Food Justice: EBT users and their nutrition choices
by Brian De Los Santos
El Nuevo Sol
April 13, 2011
Alejandra Vasquez, a single mother, must make a choice everyday as she returns from work around 6 p.m. At that time she has the option of taking a detour to the supermarket or taking an easier route and buying fast food for her and her 7-year-old son.
According to the California Restaurant Meal Program, Vasquez is one of the 53 million beneficiaries of the Electronic Balance Transfer (EBT) food stamp program.
“Now I do not have to deprive my son, who is the main beneficiary,” she said in Spanish. “And if my son desires to eat something, I can buy it with that card.”
The EBT food program grants low-income, elderly and homeless citizens access to food at grocery stores, convenience stores, fast food restaurants and at certain farmer’s markets through a state-issued debit card. Cardholders may also extract money at certain ATM’s.
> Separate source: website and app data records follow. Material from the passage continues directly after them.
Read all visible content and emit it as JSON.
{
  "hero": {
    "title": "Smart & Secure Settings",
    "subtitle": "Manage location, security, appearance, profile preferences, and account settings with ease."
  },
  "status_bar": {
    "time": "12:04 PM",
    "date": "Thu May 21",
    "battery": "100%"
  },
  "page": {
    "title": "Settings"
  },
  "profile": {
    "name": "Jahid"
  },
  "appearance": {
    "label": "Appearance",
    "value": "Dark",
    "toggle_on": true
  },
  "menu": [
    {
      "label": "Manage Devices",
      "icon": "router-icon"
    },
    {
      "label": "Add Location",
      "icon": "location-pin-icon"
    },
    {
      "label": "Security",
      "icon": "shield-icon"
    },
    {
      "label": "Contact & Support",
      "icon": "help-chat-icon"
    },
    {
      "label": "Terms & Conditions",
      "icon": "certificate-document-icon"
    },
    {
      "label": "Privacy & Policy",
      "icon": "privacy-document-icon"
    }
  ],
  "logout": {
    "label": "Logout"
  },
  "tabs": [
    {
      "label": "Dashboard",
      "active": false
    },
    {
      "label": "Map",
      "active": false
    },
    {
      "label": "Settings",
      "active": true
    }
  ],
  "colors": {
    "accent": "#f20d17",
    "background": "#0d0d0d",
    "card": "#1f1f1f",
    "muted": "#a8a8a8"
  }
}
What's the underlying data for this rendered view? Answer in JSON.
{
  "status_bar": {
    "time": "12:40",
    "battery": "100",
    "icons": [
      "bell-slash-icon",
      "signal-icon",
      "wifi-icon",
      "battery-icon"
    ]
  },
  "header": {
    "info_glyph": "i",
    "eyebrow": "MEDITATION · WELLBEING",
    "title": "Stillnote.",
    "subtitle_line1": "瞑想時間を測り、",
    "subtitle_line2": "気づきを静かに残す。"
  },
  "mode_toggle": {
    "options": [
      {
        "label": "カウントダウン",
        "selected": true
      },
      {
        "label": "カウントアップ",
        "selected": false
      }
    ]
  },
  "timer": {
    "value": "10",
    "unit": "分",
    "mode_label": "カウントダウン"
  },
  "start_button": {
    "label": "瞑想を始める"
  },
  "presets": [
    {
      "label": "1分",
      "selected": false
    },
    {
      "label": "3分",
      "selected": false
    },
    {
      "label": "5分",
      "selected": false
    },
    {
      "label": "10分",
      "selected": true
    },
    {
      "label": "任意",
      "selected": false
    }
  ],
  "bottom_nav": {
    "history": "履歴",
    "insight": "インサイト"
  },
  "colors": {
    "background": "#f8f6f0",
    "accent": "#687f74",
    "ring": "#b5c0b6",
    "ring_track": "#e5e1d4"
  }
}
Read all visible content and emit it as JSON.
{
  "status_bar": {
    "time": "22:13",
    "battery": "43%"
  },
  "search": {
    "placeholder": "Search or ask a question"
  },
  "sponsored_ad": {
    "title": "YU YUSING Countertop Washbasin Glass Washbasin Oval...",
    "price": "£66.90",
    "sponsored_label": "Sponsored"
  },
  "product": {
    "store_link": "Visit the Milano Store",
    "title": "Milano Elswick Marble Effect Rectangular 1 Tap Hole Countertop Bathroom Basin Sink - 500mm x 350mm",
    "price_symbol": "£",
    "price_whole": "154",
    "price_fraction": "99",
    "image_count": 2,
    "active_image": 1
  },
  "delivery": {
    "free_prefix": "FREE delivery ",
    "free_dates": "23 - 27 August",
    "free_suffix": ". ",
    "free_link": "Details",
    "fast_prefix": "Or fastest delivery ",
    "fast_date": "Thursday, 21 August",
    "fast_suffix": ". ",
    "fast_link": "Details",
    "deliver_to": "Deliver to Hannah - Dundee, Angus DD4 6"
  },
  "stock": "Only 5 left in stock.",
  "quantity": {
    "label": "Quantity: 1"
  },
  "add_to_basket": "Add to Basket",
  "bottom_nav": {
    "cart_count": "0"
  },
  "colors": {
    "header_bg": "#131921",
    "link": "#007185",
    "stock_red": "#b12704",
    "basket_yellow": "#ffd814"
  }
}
The EBT card plan is used throughout the 50 states including the District of Columbia, Puerto Rico, the Virgin Islands, and Guam.
In California, the EBT card is provided through the CalFresh program (formally known as Food Stamps). The funds are accessed from state’s taxpayers’ dollars.
Beneficiaries must go through an application process to be eligible to receive the subsidy of the program.
However the meal program has been challenged for its option to purchase fast food.
In Feb. 2011, Sen. Michael J. Rubio (D- East Bakersfield) introduced Senate Bill 471, a measure that would change the CalFresh Program and “prohibit food stamp purchases in fast food restaurants.”
“We must give people what they need, not what they want,” Rubio said on his website.
The number of fast food restaurants that offer EBT usage has increased throughout the years.
According to the Department of Public Social Services, in 2007 there were 232 fast food locations that accepted EBT and in 2010 there were about 1,210.
The numbers show a 450 percent increase in the total number of fast food restaurants over a span of four years.
EBT users, like Vasquez, understand that choosing fast food is probably the easiest way in obtaining pre-prepared food in a more convenient time.
Vasquez said that the option to choose what EBT beneficiaries want to eat is given to them. It is up to them to decide to eat healthy or not.
Frank Tamborello, Hunger Action Los Angeles director, works with low-income families that receive the meal plan’s benefits.
He said that fast food is a benefit for those EBT users that do not have a way to cook their own food.
“The reason why the (EBT) cards are being offered to be used in fast food restaurants in food assistance is towards the people who do not have access to cook their food,” Tamborello said in Spanish.
Others say, another factor in choosing fast food over healthier meals can be found in the cost of the food itself.
56-year-old Elsi Torres, Valley Village resident, said that one can depict the contrast in prices between healthy, organic food at a market and a full meal at a fast food restaurant.
“I honestly do not try buy fast food items, because I would rather eat healthy, but they are cheaper,” Torres said in Spanish. “Organic food is far more expensive.”
Experts agree that money is a major factor in choosing food or meals at a minimum cost since EBT users are given an allowance for usage each month.
According to Teri O’Neal, gastroenterology nurse at Kaiser Permanante hospital in Panorama City, most people buy food within their possible means.
“They (EBT beneficiaries) can get a hamburger for less than a dollar, at least,” O’Neal said. “But a salad can cost five or six dollars. Are they going to spend their money on a salad or is there more of a chance that they will choose junk food? Healthy food costs more money.”
When people have a limited amount of time to cater to their nutrition needs, choosing fast food might be the best bet in certain situations.
Dr. Erica Wohldman, psychology professor at California State University Northridge said the reasoning behind the psychology of food choice may be the time allotted. Time is a component of the overall situation.
“Part of the reason why people are more likely to go, especially when they are in a hurry to a fast food restaurant, and not necessary to a grocery story is because preparing food takes time,” Woldman said.
Vasquez, who is a dentist’s assistant, tries to avoid fast food when serving the dinner meal to her son.
She said her son’s health is one of her main priorities.
According to the Centers for Disease Control and Prevention (CDC), 24.8% of the population of California was considered obese in 2009.
O’neal said more and more people are suffering from diabetes, cardiac problems, high cholesterol and other diseases associated with nutrition and obesity.
“People are what they eat,” the gastroenterology nurse said.
Due to living circumstances, the health of EBT users is affected by negative choices, experts say. Many of them are not given a choice.
“Instead of blaming the individual, I actually believe this is a systematic problem,” Woldman said.
Not all EBT users opt for the fast food that is easily catered through the program’s benefits.
Before arriving home and tending to her son, Vasquez usually stops by the grocery store to buy food. If there are not any meals prepared beforehand, she takes the time to cook it.
She said although fast food is highly accessible and beneficial to her time schedule, she would rather purchase food and cook it.
“The (EBT) card is given to us to buy food that will make us more healthy,” the single mother said. “That is why I do not agree that they have made it (available) for fast food.”